▸ EXERCISE OBJECTIVE
This exercise calls for every line of the data below with the string "company" in it.

STUDY MATERIAL: Begin

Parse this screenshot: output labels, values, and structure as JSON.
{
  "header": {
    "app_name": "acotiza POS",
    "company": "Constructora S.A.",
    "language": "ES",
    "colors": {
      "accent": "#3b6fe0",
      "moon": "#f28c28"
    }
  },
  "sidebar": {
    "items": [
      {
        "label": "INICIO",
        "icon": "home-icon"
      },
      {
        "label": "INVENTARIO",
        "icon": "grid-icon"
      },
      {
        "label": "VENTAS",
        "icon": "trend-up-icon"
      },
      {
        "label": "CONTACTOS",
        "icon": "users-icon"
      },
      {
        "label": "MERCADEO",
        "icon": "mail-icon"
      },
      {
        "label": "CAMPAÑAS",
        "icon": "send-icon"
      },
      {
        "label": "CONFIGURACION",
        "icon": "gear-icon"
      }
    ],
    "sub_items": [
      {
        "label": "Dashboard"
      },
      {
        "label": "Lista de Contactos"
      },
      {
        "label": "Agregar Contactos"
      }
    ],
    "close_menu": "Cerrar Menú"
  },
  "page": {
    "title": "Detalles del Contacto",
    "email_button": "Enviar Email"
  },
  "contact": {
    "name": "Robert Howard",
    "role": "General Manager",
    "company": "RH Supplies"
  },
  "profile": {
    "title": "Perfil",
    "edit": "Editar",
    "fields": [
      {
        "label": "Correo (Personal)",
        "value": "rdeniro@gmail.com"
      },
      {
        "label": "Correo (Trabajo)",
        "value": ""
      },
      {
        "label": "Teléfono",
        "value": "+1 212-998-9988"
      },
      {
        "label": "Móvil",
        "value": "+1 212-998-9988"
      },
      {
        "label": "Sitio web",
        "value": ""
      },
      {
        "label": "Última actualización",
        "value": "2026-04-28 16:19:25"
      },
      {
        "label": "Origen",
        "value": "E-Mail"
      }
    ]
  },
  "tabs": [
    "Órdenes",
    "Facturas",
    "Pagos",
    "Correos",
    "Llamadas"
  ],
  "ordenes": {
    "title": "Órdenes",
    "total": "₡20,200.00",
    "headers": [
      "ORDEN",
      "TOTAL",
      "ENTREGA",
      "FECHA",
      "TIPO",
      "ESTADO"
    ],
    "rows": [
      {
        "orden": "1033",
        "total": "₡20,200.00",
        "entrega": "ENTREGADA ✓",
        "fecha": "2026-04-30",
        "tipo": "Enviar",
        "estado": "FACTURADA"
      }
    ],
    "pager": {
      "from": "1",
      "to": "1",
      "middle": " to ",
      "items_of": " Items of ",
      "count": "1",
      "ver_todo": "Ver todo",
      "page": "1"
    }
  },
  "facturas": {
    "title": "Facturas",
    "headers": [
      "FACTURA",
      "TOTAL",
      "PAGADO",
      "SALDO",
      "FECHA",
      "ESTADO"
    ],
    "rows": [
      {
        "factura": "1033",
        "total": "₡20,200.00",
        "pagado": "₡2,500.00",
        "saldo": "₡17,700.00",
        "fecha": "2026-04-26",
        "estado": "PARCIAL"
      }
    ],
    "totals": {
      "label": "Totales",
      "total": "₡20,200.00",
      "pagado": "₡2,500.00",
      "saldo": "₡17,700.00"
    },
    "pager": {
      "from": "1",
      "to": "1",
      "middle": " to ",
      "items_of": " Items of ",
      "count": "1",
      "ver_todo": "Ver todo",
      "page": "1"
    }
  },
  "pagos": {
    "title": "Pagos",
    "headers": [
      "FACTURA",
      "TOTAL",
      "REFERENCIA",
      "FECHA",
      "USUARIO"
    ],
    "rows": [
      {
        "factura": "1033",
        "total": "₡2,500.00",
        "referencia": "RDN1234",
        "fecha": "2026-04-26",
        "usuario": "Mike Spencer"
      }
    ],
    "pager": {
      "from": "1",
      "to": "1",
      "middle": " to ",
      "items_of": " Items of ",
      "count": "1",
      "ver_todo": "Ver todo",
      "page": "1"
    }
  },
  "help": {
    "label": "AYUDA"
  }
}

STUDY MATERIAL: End

▸ SOLUTION TO THIS PROBLEM
    "company": "Constructora S.A.",
    "company": "RH Supplies"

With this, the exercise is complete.